gardenchatter

Garden adventures and advice…


Leave a comment

Upside Down Tomato Planters

Have you ever tried those upside down tomato planters? I grew tomatoes in a couple last year for the first time and was quite impressed with how well they worked. We had an outstanding “upside down” tomato crop . I can’t help but think that the heat that built up in the bag contributed to the abundance of large, heathly tomatoes that grew. Tomatoes love the summer sun – and heat. However, with being in the bag, they do need water every day during the summer; the soil will dry out quickly.

These planters are great. You can hang them on a wall, fence, post, true plant hanger…anywhere that has good support (they get heavy) and plenty of sun. Upside down planters are also perfect for balcony gardens or anywhere that space is limited – or if using a Sheppard’s hook type of plant hanger, they will fit in any garden bed you have and not interfere with the plants growing down below.

I’ve picked up a few more and now have six for the upcoming tomato season. The tomato of choice for them this year? Tumbling Tom. It just seemed to make sense.

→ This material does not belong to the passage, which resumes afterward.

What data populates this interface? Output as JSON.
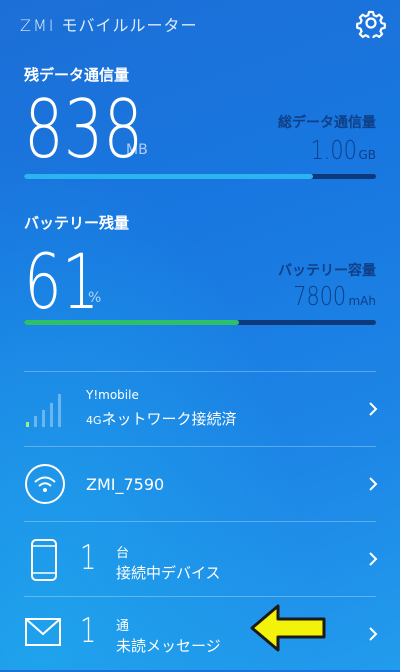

Tumbling Tom is recommended for hanging baskets and I believe it will be a top performer in an upside down planter. It has a compact, trailing growth habit that develops waves of sweet, juicy, bright red (or yellow) cherry tomatoes that keep coming all summer long. If you prefer growing tomatoes in containers, Tumbling Tom will work perfectly.

As of right now I have two flats of 1″ Tumbling Tom sprouts (just came up this week) growing in the greenhouse that I expect will look like the pictures at the bottom by August!  Stay tuned…..

topsy-turvy-tomato_2revolution-upside-down-tomato-planter-1

TOm 4tom 3

Advertisements


Leave a comment

Tomato Harvest

IMG_2186

 

I had an exceptional tomato season this year. All grown from seed, I tried a few new ones and stuck with some old favorites. The winners? Juane Flamme – this one is my favorite. It’s a non-stop producer with fabulous flavor. Grew two beefsteaks this year – Big Beef (outstanding!) and Black Krim (I was told by someone it’s the best tomato they’ve had). 

The cherry’s didn’t do as well as I had hoped, but I may have had them too crowded. However, there was still plenty to go around. 

The picture above is from an evening veggie harvest – there’s nothing quite like walking around the garden at the end of the day collecting dinner.

The tomatoes were started in the greenhouse the first week of April and went into the garden the first week of June. Planting was later than usual this year due to a very (very!) long winter and late start to spring. 

Overall the vegetable gardens did quite well, but as always, the tomatoes are my pride and joy. 

 

Here’s a list of what was grown this year and their features:

Big Beef – Large/Beefsteak

An All-America Selections Winner, Big Beef is often considered the finest all-around tomato for the vegetable garden. It’s extra meaty with a true homegrown flavor and just the right balance of sugars and acids. Big Beef produces extra large, “beefy” fruit and these large, vigorous plants are quite manageable when staked or grown in large cages. These tomatoes need plenty of water, and prefer six hours or more of direct sun each day.

 

Black Krim – Large Beefsteak

One of the best black tomatoes. Rich, sweet complex taste with a hint of saltiness. These beefsteak tomatoes are mahogany coloured with green shoulders and green gel around the seeds. The slices are beautiful in a tomato salad. Yield is high. Water evenly to reduce concentric cracking.

 

Japanese Black Trifele – Large-Medium Pear Shape

Pear-shaped fruit has green-streaked shoulders, deepening to a burnished mahogany and finally to a darkened, nearly black base. The meaty interior has similar, opulent shades and an incomparable, almost indescribably complex and rich flavor to match. The fruit reach 2 1/2-3 inches long and wide and are very crack-resistant. Despite the name, this tomato has its origins in Russia. This one didn’t work well for me, only ended up with a few.

 

Juane Flamme – Medium (A larger cherry size)

A French Heirloom salad tomato with persimmon orange skin and flesh. They almost look like an apricot. Plants are incredibly productive and early, and the flavour of Jaune Flamme is amazing. It’s full bodied with a hint of citrus. My favorite.

 

Container Bush – Cherry

This scrumptious hybrid is specially bred for high yields of heavy fruits with juicy-sweet, rich tomato flavor on space-saving 3 foot plants. Perfect for pots and patio containers. However, this plant is determinate (fruits appear once throughout the season) vs. indeterminate (produce fruit throughout the season).

 

Black Cherry – Cherry

Heirloom cherry tomato with a rich mahogany-purple color and sweetly complex flavor. The round, 1-inch fruits grow in abundant heavy clusters on vigorous, fast growing indeterminate plants.

 

Isis Candy – Cherry

Bicolor rose-red fruits with yellow-gold marbling have delicious flavor that is wonderfully rich and fruity, not just sugary sweet. Strong, productive vines. I’ve read it’s a consistent top cherry winner at heirloom tomato tastings.